“You have to understand the flea life cycle if you want to rid your pet and household of these pesky external parasites,” says Dr. Allan Paul, a veterinary parasitologist at the University of Illinois College of Veterinary Medicine in Urbana. “Appropriate treatment must take into account that different stages of the flea’s life.”
According to Dr. Paul, the cat flea is the type of flea that is commonly seen on both cats and dogs, while the dog flea is rare. Cat flea eggs hatch into larvae within two to five days and enter the pupa – or cocoon – stage the following week. They then develop into adult fleas within one to two weeks, if an appropriate host is available. In the Midwest, the cycle from egg to adult can happen in about a month.
When the flea is in the pupal stage of development, the exterior of the pupa is very sticky. This sticky coating acts as protection for the flea, as the pupae are resistant to insecticides, and are therefore hard to kill. Fleas in the pupal stage are what overwinter in peoples’ homes.
What triggers adult fleas to emerge from these pupae? Dr. Paul explains that the pupae wait to detect heat, carbon dioxide, and vibrations – all signals that a warm-blooded host is nearby – before emerging. Since pupae need movement to hatch, vacuuming is a good way to inadvertently hatch them. The vacuum bag should be changed or canister emptied to keep the fleas from spreading around the house by means of the vacuum.
Pets can get fleas from the outdoors, as the cat flea can be found on various species of wildlife, including raccoons and opossums.
“Fleas can cause what is called flea allergy dermatitis in cats and dogs, meaning itchy skin. Although fleas themselves are rarely detected on animals, since pets tend to eat the fleas, the pet will be extremely itchy,” says Dr. Paul.

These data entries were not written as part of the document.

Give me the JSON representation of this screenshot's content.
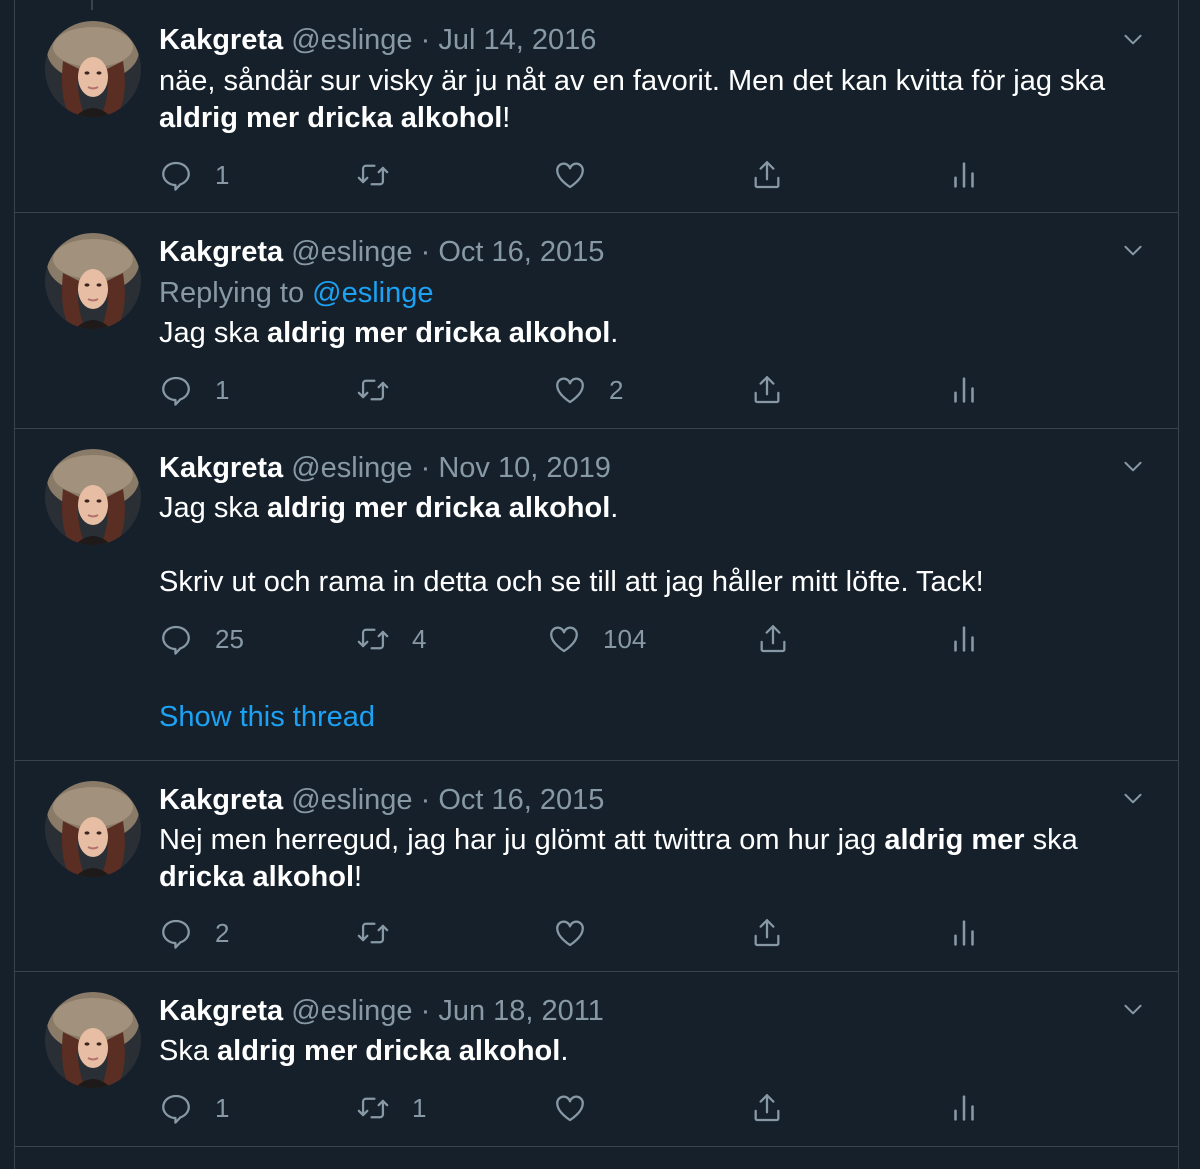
{
  "tweets": [
    {
      "name": "Kakgreta",
      "handle": "@eslinge",
      "dot": "·",
      "date": "Jul 14, 2016",
      "text_before": "näe, såndär sur visky är ju nåt av en favorit. Men det kan kvitta för jag ska ",
      "text_bold": "aldrig mer dricka alkohol",
      "text_after": "!",
      "reply_count": "1",
      "retweet_count": "",
      "like_count": ""
    },
    {
      "name": "Kakgreta",
      "handle": "@eslinge",
      "dot": "·",
      "date": "Oct 16, 2015",
      "replying_label": "Replying to ",
      "replying_to": "@eslinge",
      "text_before": "Jag ska ",
      "text_bold": "aldrig mer dricka alkohol",
      "text_after": ".",
      "reply_count": "1",
      "retweet_count": "",
      "like_count": "2"
    },
    {
      "name": "Kakgreta",
      "handle": "@eslinge",
      "dot": "·",
      "date": "Nov 10, 2019",
      "text_before": "Jag ska ",
      "text_bold": "aldrig mer dricka alkohol",
      "text_after": ".",
      "text_para2": "Skriv ut och rama in detta och se till att jag håller mitt löfte. Tack!",
      "reply_count": "25",
      "retweet_count": "4",
      "like_count": "104",
      "thread_link": "Show this thread"
    },
    {
      "name": "Kakgreta",
      "handle": "@eslinge",
      "dot": "·",
      "date": "Oct 16, 2015",
      "text_before": "Nej men herregud, jag har ju glömt att twittra om hur jag ",
      "text_bold": "aldrig mer",
      "text_middle": " ska ",
      "text_bold2": "dricka alkohol",
      "text_after": "!",
      "reply_count": "2",
      "retweet_count": "",
      "like_count": ""
    },
    {
      "name": "Kakgreta",
      "handle": "@eslinge",
      "dot": "·",
      "date": "Jun 18, 2011",
      "text_before": "Ska ",
      "text_bold": "aldrig mer dricka alkohol",
      "text_after": ".",
      "reply_count": "1",
      "retweet_count": "1",
      "like_count": ""
    }
  ],
  "icons": {
    "reply": "reply-icon",
    "retweet": "retweet-icon",
    "like": "heart-icon",
    "share": "share-icon",
    "analytics": "analytics-icon",
    "caret": "chevron-down-icon"
  },
  "colors": {
    "background": "#15202b",
    "border": "#38444d",
    "secondary_text": "#8899a6",
    "link": "#1da1f2"
  }
}
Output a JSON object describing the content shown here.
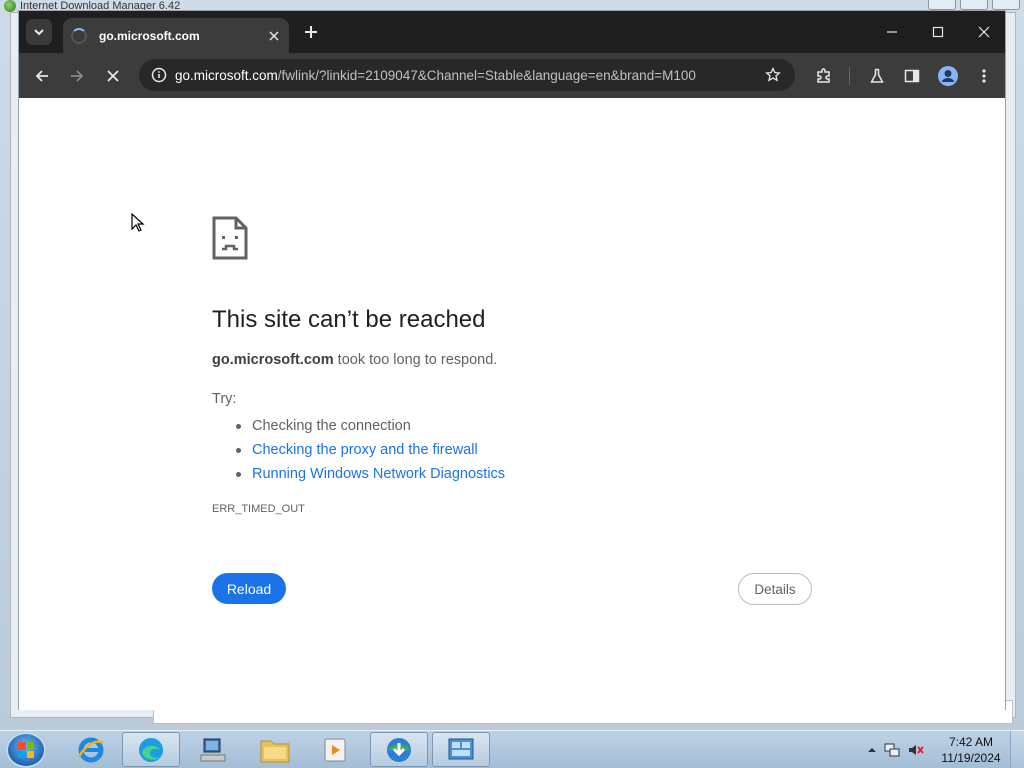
{
  "background_window": {
    "title": "Internet Download Manager 6.42"
  },
  "browser": {
    "tab": {
      "title": "go.microsoft.com"
    },
    "omnibox": {
      "host": "go.microsoft.com",
      "path": "/fwlink/?linkid=2109047&Channel=Stable&language=en&brand=M100"
    }
  },
  "error_page": {
    "title": "This site can’t be reached",
    "host": "go.microsoft.com",
    "description_suffix": " took too long to respond.",
    "try_label": "Try:",
    "suggestions": [
      {
        "text": "Checking the connection",
        "is_link": false
      },
      {
        "text": "Checking the proxy and the firewall",
        "is_link": true
      },
      {
        "text": "Running Windows Network Diagnostics",
        "is_link": true
      }
    ],
    "error_code": "ERR_TIMED_OUT",
    "reload_label": "Reload",
    "details_label": "Details"
  },
  "taskbar": {
    "clock_time": "7:42 AM",
    "clock_date": "11/19/2024"
  },
  "colors": {
    "link": "#1a73e8",
    "primary_button": "#1a73e8",
    "browser_frame": "#1f1f1f",
    "toolbar": "#3c3c3c"
  }
}
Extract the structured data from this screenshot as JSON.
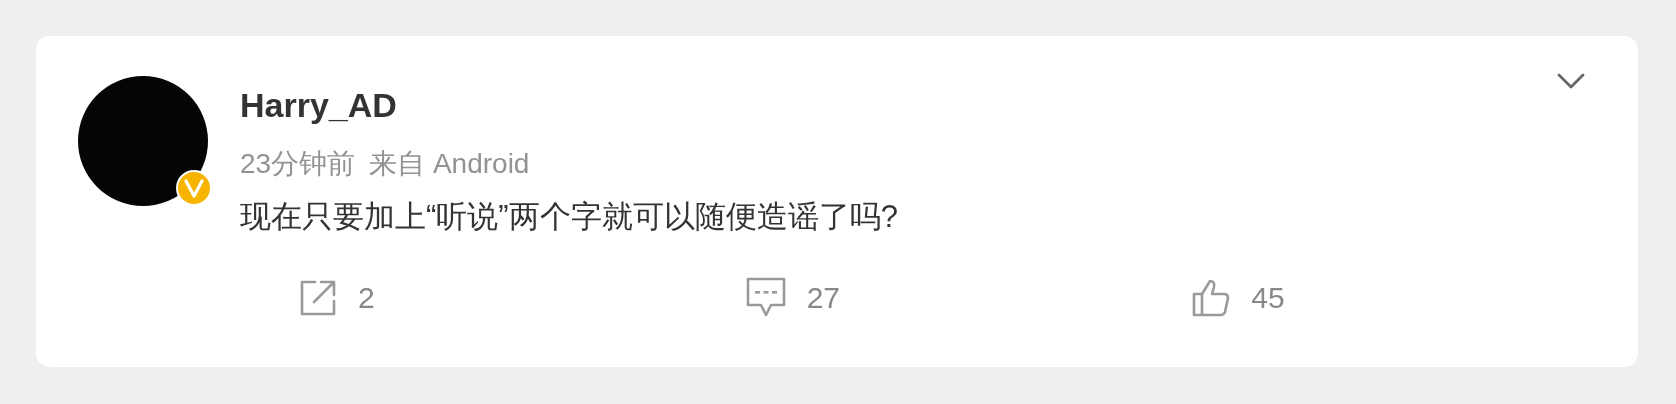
{
  "post": {
    "author": "Harry_AD",
    "verified": true,
    "time": "23分钟前",
    "source": "来自 Android",
    "text": "现在只要加上“听说”两个字就可以随便造谣了吗?",
    "actions": [
      {
        "kind": "share",
        "count": "2"
      },
      {
        "kind": "comment",
        "count": "27"
      },
      {
        "kind": "like",
        "count": "45"
      }
    ]
  }
}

If you suspect your pet may have fleas, it is important to bring the animal to see a veterinarian to receive treatment and relief from itching. The veterinarian will examine the pet for live fleas, which may be seen jumping on the pet, or more likely for what is called “flea dirt” (flea poop) on the pet.
If a pet has evidence of fleas, the veterinarian can offer various forms of treatment. Dr. Paul recommends treating pets preventively for fleas year round, since fleas are able to survive the winter in peoples’ homes.
For more information about fleas, contact your local veterinarian.
By Sarah Netherton